Records contained in a dataset:
───
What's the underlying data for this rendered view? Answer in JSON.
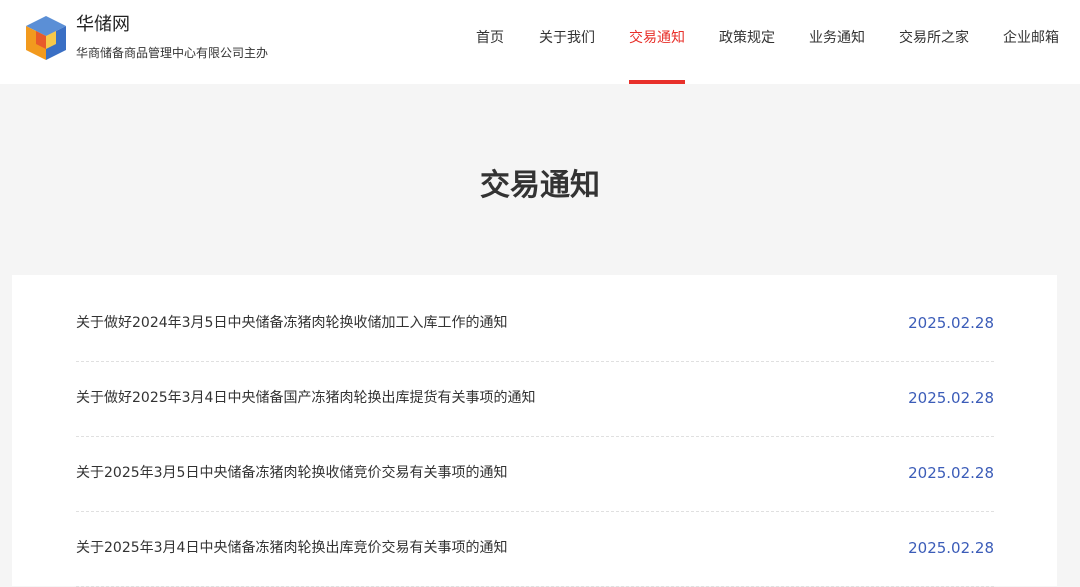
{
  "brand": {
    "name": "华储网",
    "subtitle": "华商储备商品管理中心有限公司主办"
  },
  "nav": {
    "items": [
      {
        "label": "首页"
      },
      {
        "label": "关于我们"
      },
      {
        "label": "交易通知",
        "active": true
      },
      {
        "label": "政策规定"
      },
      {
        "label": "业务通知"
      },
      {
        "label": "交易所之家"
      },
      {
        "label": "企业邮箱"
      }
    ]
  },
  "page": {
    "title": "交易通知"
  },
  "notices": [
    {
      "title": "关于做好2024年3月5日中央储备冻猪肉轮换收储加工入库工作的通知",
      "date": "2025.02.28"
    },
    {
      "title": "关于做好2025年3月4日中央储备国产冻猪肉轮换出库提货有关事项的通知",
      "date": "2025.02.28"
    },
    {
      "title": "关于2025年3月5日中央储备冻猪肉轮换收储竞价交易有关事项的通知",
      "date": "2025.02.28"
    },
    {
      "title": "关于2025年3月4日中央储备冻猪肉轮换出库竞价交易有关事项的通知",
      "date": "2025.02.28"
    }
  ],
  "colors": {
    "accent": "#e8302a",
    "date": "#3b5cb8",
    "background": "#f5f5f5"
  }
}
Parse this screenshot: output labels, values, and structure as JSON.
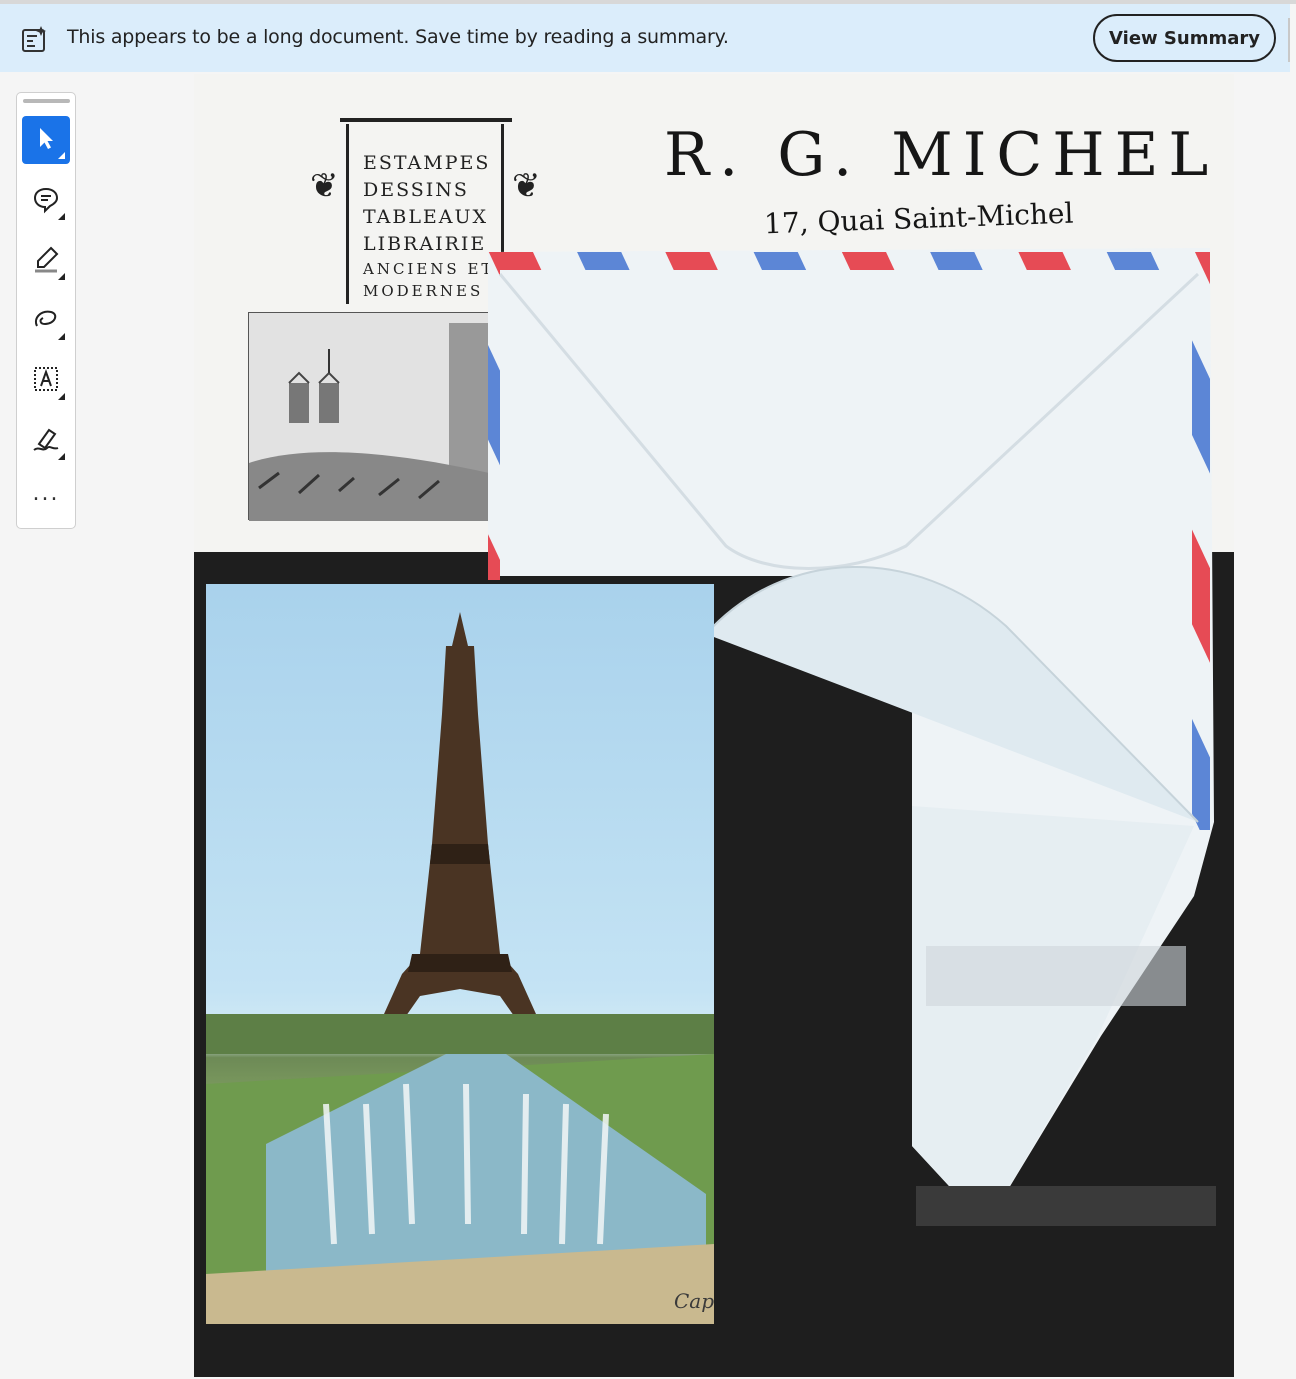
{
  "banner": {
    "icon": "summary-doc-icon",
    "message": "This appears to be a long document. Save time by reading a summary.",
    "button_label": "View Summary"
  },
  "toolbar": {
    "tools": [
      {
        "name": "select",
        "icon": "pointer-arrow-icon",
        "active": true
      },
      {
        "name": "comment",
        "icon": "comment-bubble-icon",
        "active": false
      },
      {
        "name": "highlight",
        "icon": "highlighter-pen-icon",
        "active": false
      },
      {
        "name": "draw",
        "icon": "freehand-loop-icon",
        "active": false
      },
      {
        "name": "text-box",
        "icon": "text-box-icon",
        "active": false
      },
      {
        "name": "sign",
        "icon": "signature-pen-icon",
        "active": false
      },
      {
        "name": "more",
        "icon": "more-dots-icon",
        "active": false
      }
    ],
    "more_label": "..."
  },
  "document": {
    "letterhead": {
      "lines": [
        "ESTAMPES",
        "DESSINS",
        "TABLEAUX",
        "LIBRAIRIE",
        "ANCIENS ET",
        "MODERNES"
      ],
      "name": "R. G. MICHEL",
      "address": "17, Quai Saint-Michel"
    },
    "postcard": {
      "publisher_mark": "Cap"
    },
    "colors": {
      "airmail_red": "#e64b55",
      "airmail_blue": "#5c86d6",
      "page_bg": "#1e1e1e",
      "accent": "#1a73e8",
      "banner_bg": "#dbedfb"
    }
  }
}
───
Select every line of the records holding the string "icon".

    "icon": "summary-doc-icon",
        "icon": "pointer-arrow-icon",
        "icon": "comment-bubble-icon",
        "icon": "highlighter-pen-icon",
        "icon": "freehand-loop-icon",
        "icon": "text-box-icon",
        "icon": "signature-pen-icon",
        "icon": "more-dots-icon",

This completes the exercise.